-- INPUT FOR THIS TASK follows --
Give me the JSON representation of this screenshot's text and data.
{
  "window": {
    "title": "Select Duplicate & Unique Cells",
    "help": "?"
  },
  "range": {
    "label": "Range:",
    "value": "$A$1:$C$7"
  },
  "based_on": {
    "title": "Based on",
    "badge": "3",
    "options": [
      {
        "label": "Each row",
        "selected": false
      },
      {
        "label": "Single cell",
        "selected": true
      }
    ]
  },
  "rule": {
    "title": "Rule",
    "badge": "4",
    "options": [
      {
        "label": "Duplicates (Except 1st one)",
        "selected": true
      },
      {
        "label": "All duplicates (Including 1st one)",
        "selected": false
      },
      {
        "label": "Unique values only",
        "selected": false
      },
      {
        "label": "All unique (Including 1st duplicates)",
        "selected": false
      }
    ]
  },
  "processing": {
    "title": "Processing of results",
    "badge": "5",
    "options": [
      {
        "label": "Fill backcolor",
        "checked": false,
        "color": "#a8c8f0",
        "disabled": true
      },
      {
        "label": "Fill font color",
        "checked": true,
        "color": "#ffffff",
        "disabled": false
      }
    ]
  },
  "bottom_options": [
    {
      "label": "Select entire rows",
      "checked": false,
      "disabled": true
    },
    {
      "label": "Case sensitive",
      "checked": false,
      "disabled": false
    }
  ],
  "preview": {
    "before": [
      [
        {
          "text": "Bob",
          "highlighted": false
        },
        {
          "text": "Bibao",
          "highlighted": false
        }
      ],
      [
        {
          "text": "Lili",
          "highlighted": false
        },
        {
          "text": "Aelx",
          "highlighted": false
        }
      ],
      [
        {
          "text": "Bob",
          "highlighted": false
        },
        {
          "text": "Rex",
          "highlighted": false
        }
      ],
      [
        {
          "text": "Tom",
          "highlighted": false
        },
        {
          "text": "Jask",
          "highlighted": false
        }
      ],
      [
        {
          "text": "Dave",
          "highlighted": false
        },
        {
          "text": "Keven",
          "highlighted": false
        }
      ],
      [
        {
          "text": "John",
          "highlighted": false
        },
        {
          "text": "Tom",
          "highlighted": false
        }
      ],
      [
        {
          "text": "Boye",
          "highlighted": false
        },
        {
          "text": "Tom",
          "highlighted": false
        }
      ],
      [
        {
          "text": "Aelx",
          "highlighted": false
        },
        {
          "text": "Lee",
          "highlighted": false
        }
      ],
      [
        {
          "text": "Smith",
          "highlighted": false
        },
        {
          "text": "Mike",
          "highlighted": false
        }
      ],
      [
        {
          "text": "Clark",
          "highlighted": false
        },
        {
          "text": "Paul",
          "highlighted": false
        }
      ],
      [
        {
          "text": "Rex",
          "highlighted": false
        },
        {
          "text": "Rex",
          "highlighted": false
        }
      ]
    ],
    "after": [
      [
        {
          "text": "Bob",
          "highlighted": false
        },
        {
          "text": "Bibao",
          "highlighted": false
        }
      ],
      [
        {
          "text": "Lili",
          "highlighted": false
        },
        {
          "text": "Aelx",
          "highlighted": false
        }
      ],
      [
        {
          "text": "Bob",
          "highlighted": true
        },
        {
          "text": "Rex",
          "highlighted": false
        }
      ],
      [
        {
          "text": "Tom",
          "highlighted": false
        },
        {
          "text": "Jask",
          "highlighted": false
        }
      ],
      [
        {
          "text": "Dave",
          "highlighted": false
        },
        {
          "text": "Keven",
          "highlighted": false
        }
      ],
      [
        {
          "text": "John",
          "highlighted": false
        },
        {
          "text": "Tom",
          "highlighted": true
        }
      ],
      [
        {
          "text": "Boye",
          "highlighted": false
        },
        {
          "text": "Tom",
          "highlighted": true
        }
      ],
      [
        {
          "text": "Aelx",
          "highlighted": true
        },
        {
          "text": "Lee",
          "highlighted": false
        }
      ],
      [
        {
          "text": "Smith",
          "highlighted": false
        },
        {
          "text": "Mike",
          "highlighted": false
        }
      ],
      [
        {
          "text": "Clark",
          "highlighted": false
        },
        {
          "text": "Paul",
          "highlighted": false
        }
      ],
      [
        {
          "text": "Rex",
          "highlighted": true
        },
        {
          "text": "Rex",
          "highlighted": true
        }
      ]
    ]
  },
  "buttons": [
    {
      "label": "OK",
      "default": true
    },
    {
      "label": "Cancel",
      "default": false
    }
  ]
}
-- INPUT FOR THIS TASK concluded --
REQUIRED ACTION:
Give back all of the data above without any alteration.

TASK OUTPUT:
Give me the JSON representation of this screenshot's text and data.
{
  "window": {
    "title": "Select Duplicate & Unique Cells",
    "help": "?"
  },
  "range": {
    "label": "Range:",
    "value": "$A$1:$C$7"
  },
  "based_on": {
    "title": "Based on",
    "badge": "3",
    "options": [
      {
        "label": "Each row",
        "selected": false
      },
      {
        "label": "Single cell",
        "selected": true
      }
    ]
  },
  "rule": {
    "title": "Rule",
    "badge": "4",
    "options": [
      {
        "label": "Duplicates (Except 1st one)",
        "selected": true
      },
      {
        "label": "All duplicates (Including 1st one)",
        "selected": false
      },
      {
        "label": "Unique values only",
        "selected": false
      },
      {
        "label": "All unique (Including 1st duplicates)",
        "selected": false
      }
    ]
  },
  "processing": {
    "title": "Processing of results",
    "badge": "5",
    "options": [
      {
        "label": "Fill backcolor",
        "checked": false,
        "color": "#a8c8f0",
        "disabled": true
      },
      {
        "label": "Fill font color",
        "checked": true,
        "color": "#ffffff",
        "disabled": false
      }
    ]
  },
  "bottom_options": [
    {
      "label": "Select entire rows",
      "checked": false,
      "disabled": true
    },
    {
      "label": "Case sensitive",
      "checked": false,
      "disabled": false
    }
  ],
  "preview": {
    "before": [
      [
        {
          "text": "Bob",
          "highlighted": false
        },
        {
          "text": "Bibao",
          "highlighted": false
        }
      ],
      [
        {
          "text": "Lili",
          "highlighted": false
        },
        {
          "text": "Aelx",
          "highlighted": false
        }
      ],
      [
        {
          "text": "Bob",
          "highlighted": false
        },
        {
          "text": "Rex",
          "highlighted": false
        }
      ],
      [
        {
          "text": "Tom",
          "highlighted": false
        },
        {
          "text": "Jask",
          "highlighted": false
        }
      ],
      [
        {
          "text": "Dave",
          "highlighted": false
        },
        {
          "text": "Keven",
          "highlighted": false
        }
      ],
      [
        {
          "text": "John",
          "highlighted": false
        },
        {
          "text": "Tom",
          "highlighted": false
        }
      ],
      [
        {
          "text": "Boye",
          "highlighted": false
        },
        {
          "text": "Tom",
          "highlighted": false
        }
      ],
      [
        {
          "text": "Aelx",
          "highlighted": false
        },
        {
          "text": "Lee",
          "highlighted": false
        }
      ],
      [
        {
          "text": "Smith",
          "highlighted": false
        },
        {
          "text": "Mike",
          "highlighted": false
        }
      ],
      [
        {
          "text": "Clark",
          "highlighted": false
        },
        {
          "text": "Paul",
          "highlighted": false
        }
      ],
      [
        {
          "text": "Rex",
          "highlighted": false
        },
        {
          "text": "Rex",
          "highlighted": false
        }
      ]
    ],
    "after": [
      [
        {
          "text": "Bob",
          "highlighted": false
        },
        {
          "text": "Bibao",
          "highlighted": false
        }
      ],
      [
        {
          "text": "Lili",
          "highlighted": false
        },
        {
          "text": "Aelx",
          "highlighted": false
        }
      ],
      [
        {
          "text": "Bob",
          "highlighted": true
        },
        {
          "text": "Rex",
          "highlighted": false
        }
      ],
      [
        {
          "text": "Tom",
          "highlighted": false
        },
        {
          "text": "Jask",
          "highlighted": false
        }
      ],
      [
        {
          "text": "Dave",
          "highlighted": false
        },
        {
          "text": "Keven",
          "highlighted": false
        }
      ],
      [
        {
          "text": "John",
          "highlighted": false
        },
        {
          "text": "Tom",
          "highlighted": true
        }
      ],
      [
        {
          "text": "Boye",
          "highlighted": false
        },
        {
          "text": "Tom",
          "highlighted": true
        }
      ],
      [
        {
          "text": "Aelx",
          "highlighted": true
        },
        {
          "text": "Lee",
          "highlighted": false
        }
      ],
      [
        {
          "text": "Smith",
          "highlighted": false
        },
        {
          "text": "Mike",
          "highlighted": false
        }
      ],
      [
        {
          "text": "Clark",
          "highlighted": false
        },
        {
          "text": "Paul",
          "highlighted": false
        }
      ],
      [
        {
          "text": "Rex",
          "highlighted": true
        },
        {
          "text": "Rex",
          "highlighted": true
        }
      ]
    ]
  },
  "buttons": [
    {
      "label": "OK",
      "default": true
    },
    {
      "label": "Cancel",
      "default": false
    }
  ]
}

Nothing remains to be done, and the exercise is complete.